At Least Where RPGs are Concerned
I recently read Stephen Long’s introduction to Hero System 6th edition, on pages 8 and 9 he made mention of two important elements of his philosophy, freedom and responsibility; the freedom to create as you think best and the responsibility to, well, be responsible for it.
To put it into my own words, my goal is to give you a set of tools you can use to make the system you prefer to use in a Dangerous Journeys guide, and to remind you that you have responsibilities where play is concerned.
Glad you asked.
First, that your players are engaged and that they can make a difference in the course of play. That what they do makes a difference. And that means that you as the guide are responsible for paying attention to what they are doing or are trying to do.
Of course this doesn’t mean that they have to succeed. Indeed, quite often they are going to fail. But it does mean you will need to be aware of the possible consequences of the proposed action, and that means being aware of your Personae’s personalities and motivations. Years ago this balrog in an old session of D&D had no motivation by the rules as written to take on a red dragon a fledgling Prestidigitaor had just said had insulted him. But, balrog and dragon were rivals and balrog and dragon were chaots as we called them back then. So when the balrog in question heard, “He called you a wimp.” what else do you think the demon had to do. Our GM had a pretty good idea as to what was most likely to happen, and seeing much potential in what could happen went forward and let his balrog kill the dragon. Or nearly kill him, for it was the neophyte wizard who finished the wyrm off.
And that’s my point, things will happen succeed or fail and the guide needs to let them happen whether the consequences are good or bad or the Personae. While the players also need to be responsible for the consequences of their actions.
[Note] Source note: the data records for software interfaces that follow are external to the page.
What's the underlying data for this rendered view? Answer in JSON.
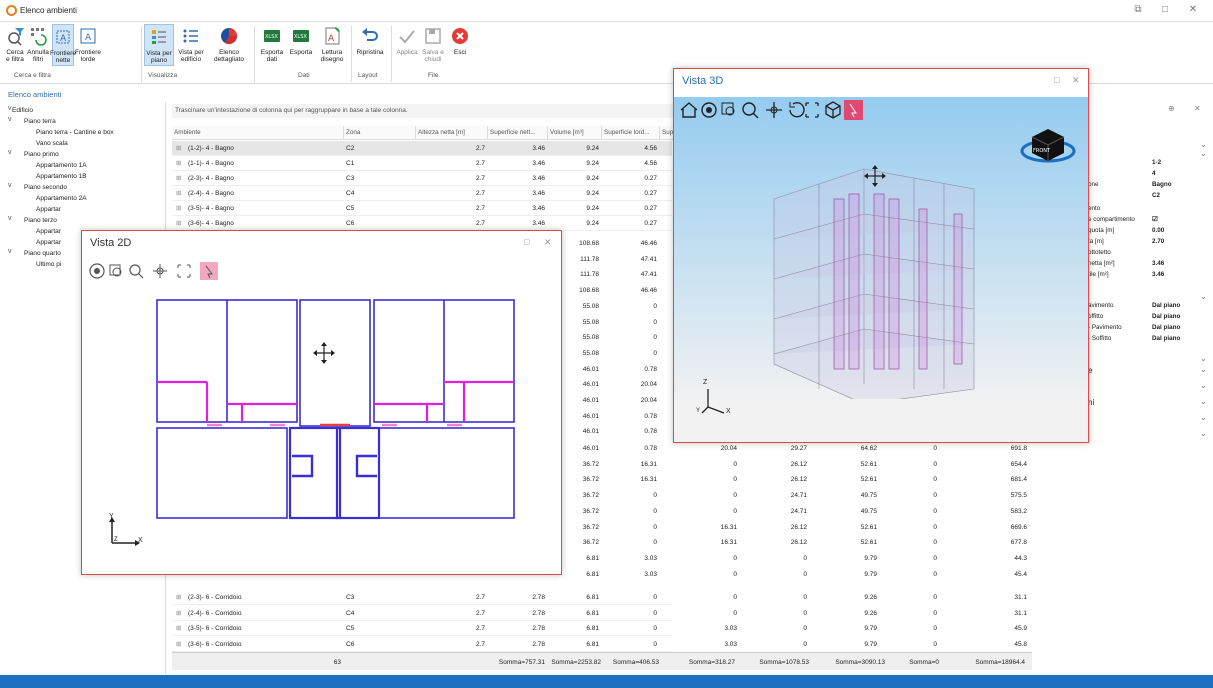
{
  "app": {
    "title": "Elenco ambienti"
  },
  "ribbon": {
    "buttons": [
      {
        "label": "Cerca e filtra",
        "icon": "search-filter-icon"
      },
      {
        "label": "Annulla filtri",
        "icon": "clear-filter-icon"
      },
      {
        "label": "Frontiere nette",
        "icon": "net-boundary-icon"
      },
      {
        "label": "Frontiere lorde",
        "icon": "gross-boundary-icon"
      },
      {
        "label": "Vista per piano",
        "icon": "floor-view-icon"
      },
      {
        "label": "Vista per edificio",
        "icon": "building-view-icon"
      },
      {
        "label": "Elenco dettagliato",
        "icon": "pie-chart-icon"
      },
      {
        "label": "Esporta dati",
        "icon": "xlsx-icon"
      },
      {
        "label": "Esporta",
        "icon": "xlsx-icon"
      },
      {
        "label": "Lettura disegno",
        "icon": "drawing-read-icon"
      },
      {
        "label": "Ripristina",
        "icon": "undo-icon"
      },
      {
        "label": "Applica",
        "icon": "check-icon"
      },
      {
        "label": "Salva e chiudi",
        "icon": "save-close-icon"
      },
      {
        "label": "Esci",
        "icon": "exit-icon"
      }
    ],
    "groups": [
      "Cerca e filtra",
      "Visualizza",
      "Dati",
      "Layout",
      "File"
    ]
  },
  "left_panel": {
    "title": "Elenco ambienti"
  },
  "tree": [
    {
      "label": "Edificio",
      "level": 0,
      "exp": "v"
    },
    {
      "label": "Piano terra",
      "level": 1,
      "exp": "v"
    },
    {
      "label": "Piano terra - Cantine e box",
      "level": 2
    },
    {
      "label": "Vano scala",
      "level": 2
    },
    {
      "label": "Piano primo",
      "level": 1,
      "exp": "v"
    },
    {
      "label": "Appartamento 1A",
      "level": 2
    },
    {
      "label": "Appartamento 1B",
      "level": 2
    },
    {
      "label": "Piano secondo",
      "level": 1,
      "exp": "v"
    },
    {
      "label": "Appartamento 2A",
      "level": 2
    },
    {
      "label": "Appartar",
      "level": 2
    },
    {
      "label": "Piano terzo",
      "level": 1,
      "exp": "v"
    },
    {
      "label": "Appartar",
      "level": 2
    },
    {
      "label": "Appartar",
      "level": 2
    },
    {
      "label": "Piano quarto",
      "level": 1,
      "exp": "v"
    },
    {
      "label": "Ultimo pi",
      "level": 2
    }
  ],
  "grid": {
    "group_hint": "Trascinare un'intestazione di colonna qui per raggruppare in base a tale colonna.",
    "headers": [
      "Ambiente",
      "Zona",
      "Altezza netta [m]",
      "Superficie nett...",
      "Volume [m³]",
      "Superficie lord...",
      "Sup"
    ],
    "rows_top": [
      [
        "(1-2)- 4 - Bagno",
        "C2",
        "2.7",
        "3.46",
        "9.24",
        "4.56"
      ],
      [
        "(1-1)- 4 - Bagno",
        "C1",
        "2.7",
        "3.46",
        "9.24",
        "4.56"
      ],
      [
        "(2-3)- 4 - Bagno",
        "C3",
        "2.7",
        "3.46",
        "9.24",
        "0.27"
      ],
      [
        "(2-4)- 4 - Bagno",
        "C4",
        "2.7",
        "3.46",
        "9.24",
        "0.27"
      ],
      [
        "(3-5)- 4 - Bagno",
        "C5",
        "2.7",
        "3.46",
        "9.24",
        "0.27"
      ],
      [
        "(3-6)- 4 - Bagno",
        "C6",
        "2.7",
        "3.46",
        "9.24",
        "0.27"
      ]
    ],
    "rows_mid": [
      [
        "108.68",
        "46.46"
      ],
      [
        "111.78",
        "47.41"
      ],
      [
        "111.78",
        "47.41"
      ],
      [
        "108.68",
        "46.46"
      ],
      [
        "55.08",
        "0"
      ],
      [
        "55.08",
        "0"
      ],
      [
        "55.08",
        "0"
      ],
      [
        "55.08",
        "0"
      ],
      [
        "46.01",
        "0.78"
      ],
      [
        "46.01",
        "20.04"
      ],
      [
        "46.01",
        "20.04"
      ],
      [
        "46.01",
        "0.78"
      ],
      [
        "46.01",
        "0.78"
      ]
    ],
    "rows_wide": [
      [
        "46.01",
        "0.78",
        "20.04",
        "29.27",
        "64.62",
        "0",
        "691.8"
      ],
      [
        "36.72",
        "16.31",
        "0",
        "26.12",
        "52.61",
        "0",
        "654.4"
      ],
      [
        "36.72",
        "16.31",
        "0",
        "26.12",
        "52.61",
        "0",
        "681.4"
      ],
      [
        "36.72",
        "0",
        "0",
        "24.71",
        "49.75",
        "0",
        "575.5"
      ],
      [
        "36.72",
        "0",
        "0",
        "24.71",
        "49.75",
        "0",
        "583.2"
      ],
      [
        "36.72",
        "0",
        "16.31",
        "26.12",
        "52.61",
        "0",
        "669.6"
      ],
      [
        "36.72",
        "0",
        "16.31",
        "26.12",
        "52.61",
        "0",
        "677.8"
      ],
      [
        "6.81",
        "3.03",
        "0",
        "0",
        "9.79",
        "0",
        "44.3"
      ],
      [
        "6.81",
        "3.03",
        "0",
        "0",
        "9.79",
        "0",
        "45.4"
      ]
    ],
    "rows_bottom": [
      [
        "(2-3)- 6 - Corridoio",
        "C3",
        "2.7",
        "2.78",
        "6.81",
        "0",
        "0",
        "0",
        "9.26",
        "0",
        "31.1"
      ],
      [
        "(2-4)- 6 - Corridoio",
        "C4",
        "2.7",
        "2.78",
        "6.81",
        "0",
        "0",
        "0",
        "9.26",
        "0",
        "31.1"
      ],
      [
        "(3-5)- 6 - Corridoio",
        "C5",
        "2.7",
        "2.78",
        "6.81",
        "0",
        "3.03",
        "0",
        "9.79",
        "0",
        "45.9"
      ],
      [
        "(3-6)- 6 - Corridoio",
        "C6",
        "2.7",
        "2.78",
        "6.81",
        "0",
        "3.03",
        "0",
        "9.79",
        "0",
        "45.8"
      ]
    ],
    "footer": {
      "count": "63",
      "sums": [
        "Somma=757.31",
        "Somma=2253.82",
        "Somma=406.53",
        "Somma=318.27",
        "Somma=1078.53",
        "Somma=3090.13",
        "Somma=0",
        "Somma=18964.4"
      ]
    }
  },
  "vista2d": {
    "title": "Vista 2D",
    "axis_y": "Y",
    "axis_x": "X",
    "axis_z": "Z"
  },
  "vista3d": {
    "title": "Vista 3D",
    "axis_z": "Z",
    "axis_x": "X",
    "axis_y": "Y",
    "cube_label": "FRONT"
  },
  "props": {
    "rows": [
      {
        "label": "",
        "value": "1-2"
      },
      {
        "label": "",
        "value": "4"
      },
      {
        "label": "one",
        "value": "Bagno"
      },
      {
        "label": "",
        "value": "C2"
      },
      {
        "label": "ento",
        "value": ""
      },
      {
        "label": "e compartimento",
        "value": "☑"
      },
      {
        "label": "quota [m]",
        "value": "0.00"
      },
      {
        "label": "ta [m]",
        "value": "2.70"
      },
      {
        "label": "ottotetto",
        "value": ""
      },
      {
        "label": "netta [m²]",
        "value": "3.46"
      },
      {
        "label": "tile [m²]",
        "value": "3.46"
      },
      {
        "label": "avimento",
        "value": "Dal piano"
      },
      {
        "label": "offitto",
        "value": "Dal piano"
      },
      {
        "label": "- Pavimento",
        "value": "Dal piano"
      },
      {
        "label": "- Soffitto",
        "value": "Dal piano"
      }
    ],
    "sections": [
      "e",
      "ni"
    ]
  },
  "colors": {
    "accent": "#2f6fb0",
    "status": "#1d6fc0",
    "win_border": "#e04a4a",
    "wall_blue": "#3a2fd6",
    "wall_magenta": "#e020e0"
  }
}
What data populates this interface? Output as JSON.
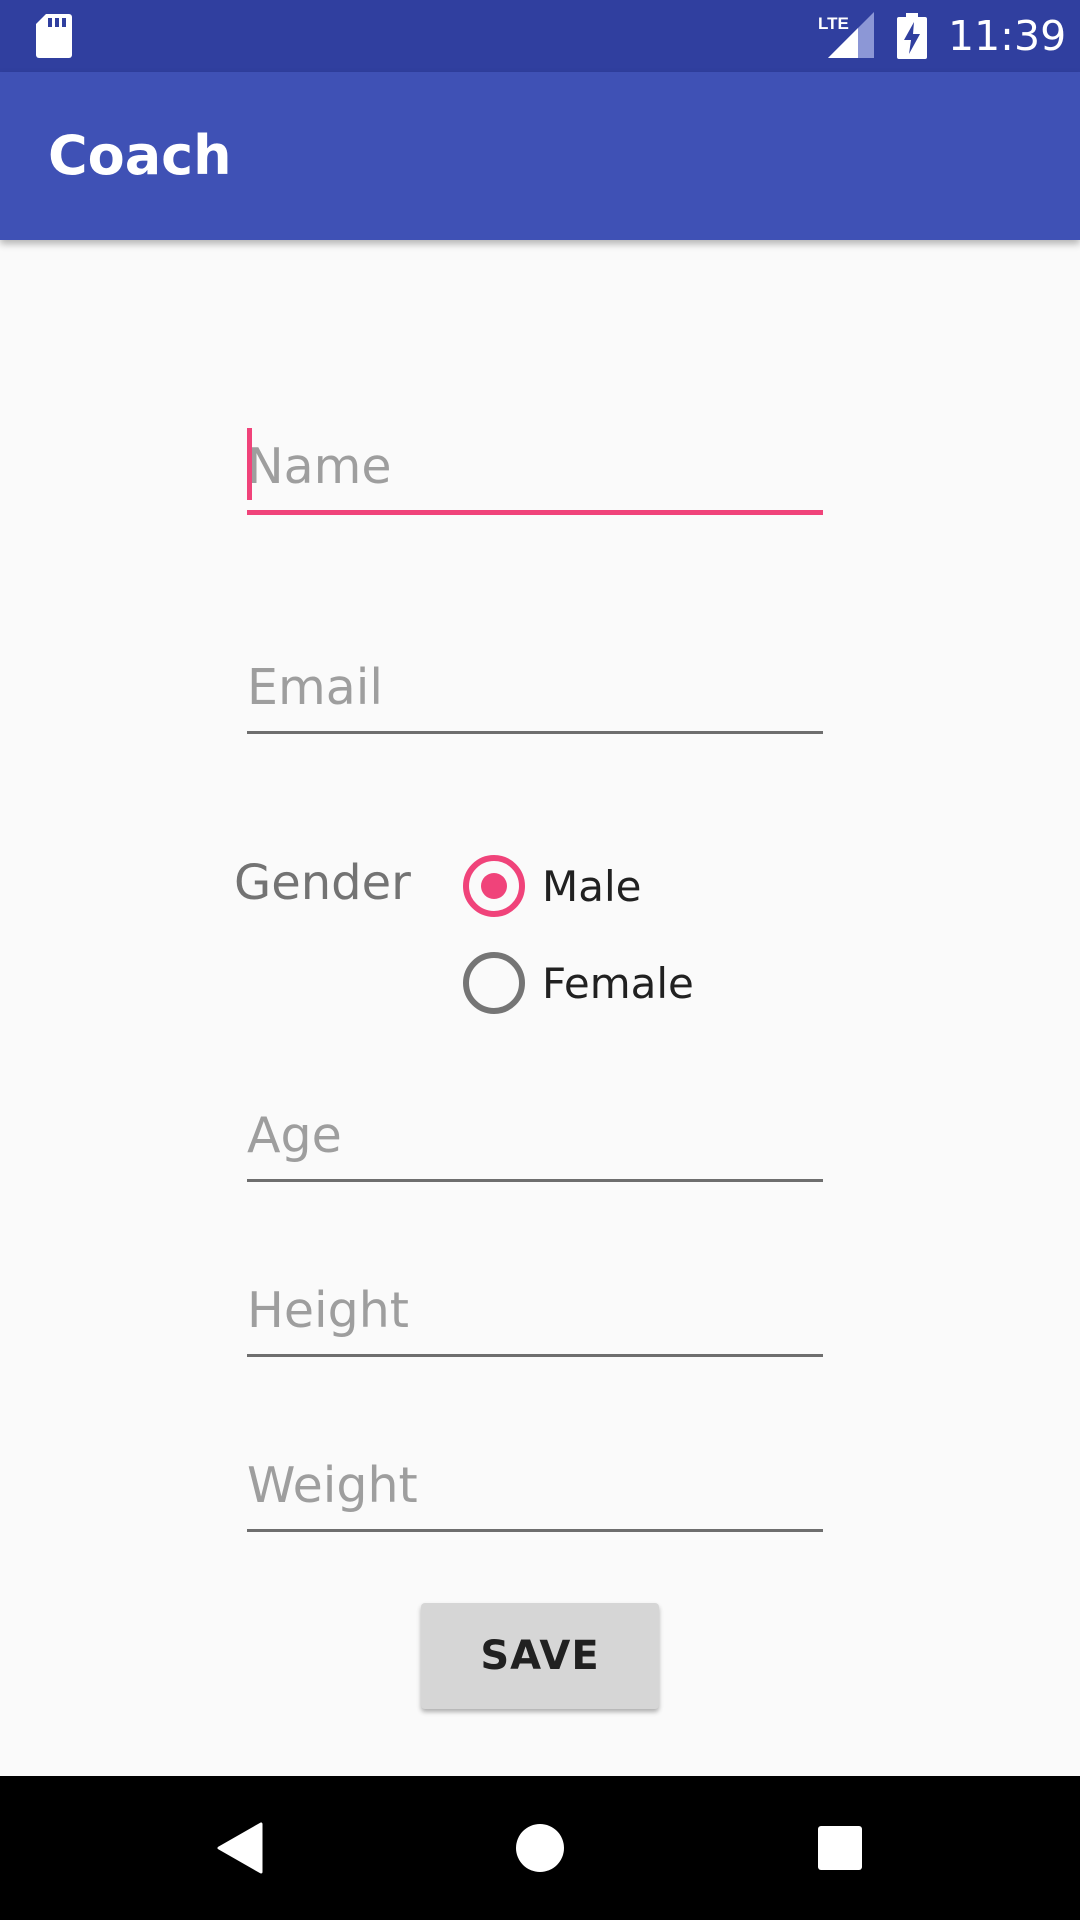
{
  "status_bar": {
    "time": "11:39",
    "network_label": "LTE",
    "icons": [
      "sd-card-icon",
      "lte-signal-icon",
      "battery-charging-icon"
    ]
  },
  "app_bar": {
    "title": "Coach"
  },
  "form": {
    "name": {
      "value": "",
      "placeholder": "Name"
    },
    "email": {
      "value": "",
      "placeholder": "Email"
    },
    "gender": {
      "label": "Gender",
      "options": [
        {
          "label": "Male",
          "checked": true
        },
        {
          "label": "Female",
          "checked": false
        }
      ]
    },
    "age": {
      "value": "",
      "placeholder": "Age"
    },
    "height": {
      "value": "",
      "placeholder": "Height"
    },
    "weight": {
      "value": "",
      "placeholder": "Weight"
    },
    "save_label": "SAVE"
  },
  "nav_bar": {
    "icons": [
      "back-icon",
      "home-icon",
      "recents-icon"
    ]
  },
  "colors": {
    "status_bar": "#303f9f",
    "app_bar": "#3f51b5",
    "accent": "#f0437a",
    "background": "#fafafa"
  }
}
Keep in mind that destroying the villain Rahotep -the Necropolis adventure- will free a demon of some power and he may have to be dealt with later.
So be ready and willing to take responsibility, for that is the price of freedom.